● SUPPLIED RECORDS
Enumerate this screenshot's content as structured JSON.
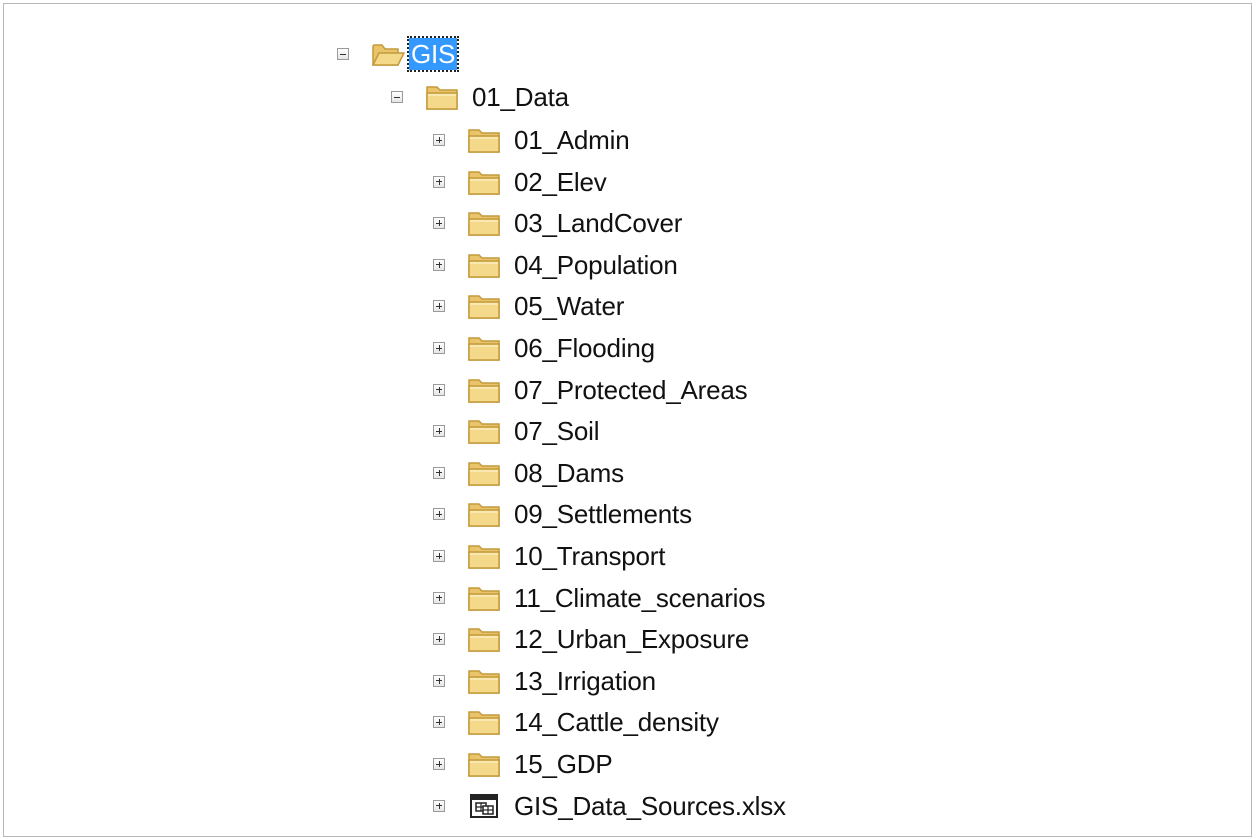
{
  "tree": {
    "root": {
      "label": "GIS",
      "expanded": true,
      "selected": true,
      "icon": "folder-open-icon"
    },
    "data_folder": {
      "label": "01_Data",
      "expanded": true,
      "icon": "folder-icon"
    },
    "children": [
      {
        "label": "01_Admin",
        "icon": "folder-icon",
        "expanded": false
      },
      {
        "label": "02_Elev",
        "icon": "folder-icon",
        "expanded": false
      },
      {
        "label": "03_LandCover",
        "icon": "folder-icon",
        "expanded": false
      },
      {
        "label": "04_Population",
        "icon": "folder-icon",
        "expanded": false
      },
      {
        "label": "05_Water",
        "icon": "folder-icon",
        "expanded": false
      },
      {
        "label": "06_Flooding",
        "icon": "folder-icon",
        "expanded": false
      },
      {
        "label": "07_Protected_Areas",
        "icon": "folder-icon",
        "expanded": false
      },
      {
        "label": "07_Soil",
        "icon": "folder-icon",
        "expanded": false
      },
      {
        "label": "08_Dams",
        "icon": "folder-icon",
        "expanded": false
      },
      {
        "label": "09_Settlements",
        "icon": "folder-icon",
        "expanded": false
      },
      {
        "label": "10_Transport",
        "icon": "folder-icon",
        "expanded": false
      },
      {
        "label": "11_Climate_scenarios",
        "icon": "folder-icon",
        "expanded": false
      },
      {
        "label": "12_Urban_Exposure",
        "icon": "folder-icon",
        "expanded": false
      },
      {
        "label": "13_Irrigation",
        "icon": "folder-icon",
        "expanded": false
      },
      {
        "label": "14_Cattle_density",
        "icon": "folder-icon",
        "expanded": false
      },
      {
        "label": "15_GDP",
        "icon": "folder-icon",
        "expanded": false
      },
      {
        "label": "GIS_Data_Sources.xlsx",
        "icon": "spreadsheet-file-icon",
        "expanded": false
      }
    ]
  },
  "colors": {
    "selection": "#3399ff",
    "folder_fill": "#f4d98a",
    "folder_edge": "#c49a3a"
  }
}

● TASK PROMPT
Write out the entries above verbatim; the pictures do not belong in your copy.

● EXERCISE OUTPUT
Enumerate this screenshot's content as structured JSON.
{
  "tree": {
    "root": {
      "label": "GIS",
      "expanded": true,
      "selected": true,
      "icon": "folder-open-icon"
    },
    "data_folder": {
      "label": "01_Data",
      "expanded": true,
      "icon": "folder-icon"
    },
    "children": [
      {
        "label": "01_Admin",
        "icon": "folder-icon",
        "expanded": false
      },
      {
        "label": "02_Elev",
        "icon": "folder-icon",
        "expanded": false
      },
      {
        "label": "03_LandCover",
        "icon": "folder-icon",
        "expanded": false
      },
      {
        "label": "04_Population",
        "icon": "folder-icon",
        "expanded": false
      },
      {
        "label": "05_Water",
        "icon": "folder-icon",
        "expanded": false
      },
      {
        "label": "06_Flooding",
        "icon": "folder-icon",
        "expanded": false
      },
      {
        "label": "07_Protected_Areas",
        "icon": "folder-icon",
        "expanded": false
      },
      {
        "label": "07_Soil",
        "icon": "folder-icon",
        "expanded": false
      },
      {
        "label": "08_Dams",
        "icon": "folder-icon",
        "expanded": false
      },
      {
        "label": "09_Settlements",
        "icon": "folder-icon",
        "expanded": false
      },
      {
        "label": "10_Transport",
        "icon": "folder-icon",
        "expanded": false
      },
      {
        "label": "11_Climate_scenarios",
        "icon": "folder-icon",
        "expanded": false
      },
      {
        "label": "12_Urban_Exposure",
        "icon": "folder-icon",
        "expanded": false
      },
      {
        "label": "13_Irrigation",
        "icon": "folder-icon",
        "expanded": false
      },
      {
        "label": "14_Cattle_density",
        "icon": "folder-icon",
        "expanded": false
      },
      {
        "label": "15_GDP",
        "icon": "folder-icon",
        "expanded": false
      },
      {
        "label": "GIS_Data_Sources.xlsx",
        "icon": "spreadsheet-file-icon",
        "expanded": false
      }
    ]
  },
  "colors": {
    "selection": "#3399ff",
    "folder_fill": "#f4d98a",
    "folder_edge": "#c49a3a"
  }
}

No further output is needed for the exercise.